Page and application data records
☆ ☆ ☆ ☆

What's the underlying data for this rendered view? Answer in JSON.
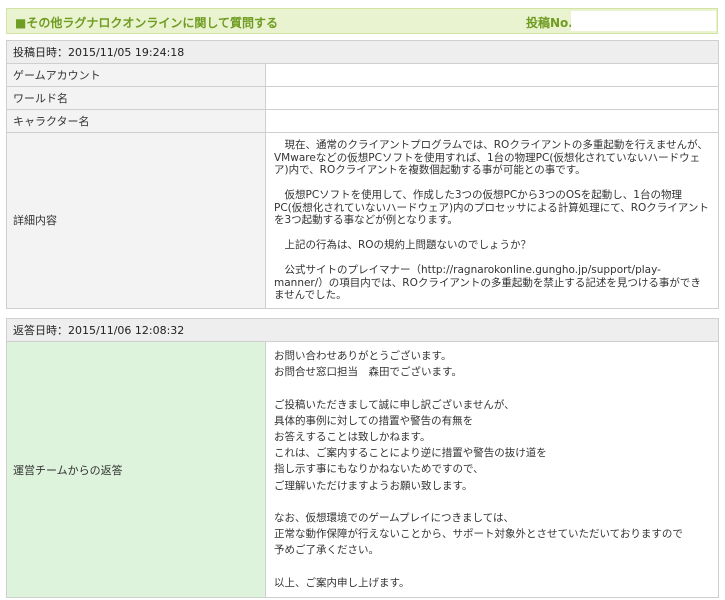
{
  "header": {
    "title": "■その他ラグナロクオンラインに関して質問する",
    "post_no_label": "投稿No."
  },
  "question": {
    "posted_at": "投稿日時：2015/11/05 19:24:18",
    "fields": [
      {
        "label": "ゲームアカウント",
        "value": ""
      },
      {
        "label": "ワールド名",
        "value": ""
      },
      {
        "label": "キャラクター名",
        "value": ""
      }
    ],
    "detail_label": "詳細内容",
    "detail_paragraphs": [
      "　現在、通常のクライアントプログラムでは、ROクライアントの多重起動を行えませんが、VMwareなどの仮想PCソフトを使用すれば、1台の物理PC(仮想化されていないハードウェア)内で、ROクライアントを複数個起動する事が可能との事です。",
      "　仮想PCソフトを使用して、作成した3つの仮想PCから3つのOSを起動し、1台の物理PC(仮想化されていないハードウェア)内のプロセッサによる計算処理にて、ROクライアントを3つ起動する事などが例となります。",
      "　上記の行為は、ROの規約上問題ないのでしょうか？",
      "　公式サイトのプレイマナー（http://ragnarokonline.gungho.jp/support/play-manner/）の項目内では、ROクライアントの多重起動を禁止する記述を見つける事ができませんでした。"
    ]
  },
  "reply": {
    "replied_at": "返答日時：2015/11/06 12:08:32",
    "label": "運営チームからの返答",
    "lines": [
      "お問い合わせありがとうございます。",
      "お問合せ窓口担当　森田でございます。",
      "",
      "ご投稿いただきまして誠に申し訳ございませんが、",
      "具体的事例に対しての措置や警告の有無を",
      "お答えすることは致しかねます。",
      "これは、ご案内することにより逆に措置や警告の抜け道を",
      "指し示す事にもなりかねないためですので、",
      "ご理解いただけますようお願い致します。",
      "",
      "なお、仮想環境でのゲームプレイにつきましては、",
      "正常な動作保障が行えないことから、サポート対象外とさせていただいておりますので",
      "予めご了承ください。",
      "",
      "以上、ご案内申し上げます。"
    ]
  },
  "colors": {
    "accent_green": "#6f9c22",
    "header_bg": "#eaf3cf",
    "reply_label_bg": "#ddf3dc"
  }
}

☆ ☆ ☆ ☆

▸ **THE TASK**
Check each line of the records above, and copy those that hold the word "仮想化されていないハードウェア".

▸ **RESPONSE TO THE EXERCISE**
      "　現在、通常のクライアントプログラムでは、ROクライアントの多重起動を行えませんが、VMwareなどの仮想PCソフトを使用すれば、1台の物理PC(仮想化されていないハードウェア)内で、ROクライアントを複数個起動する事が可能との事です。",
      "　仮想PCソフトを使用して、作成した3つの仮想PCから3つのOSを起動し、1台の物理PC(仮想化されていないハードウェア)内のプロセッサによる計算処理にて、ROクライアントを3つ起動する事などが例となります。",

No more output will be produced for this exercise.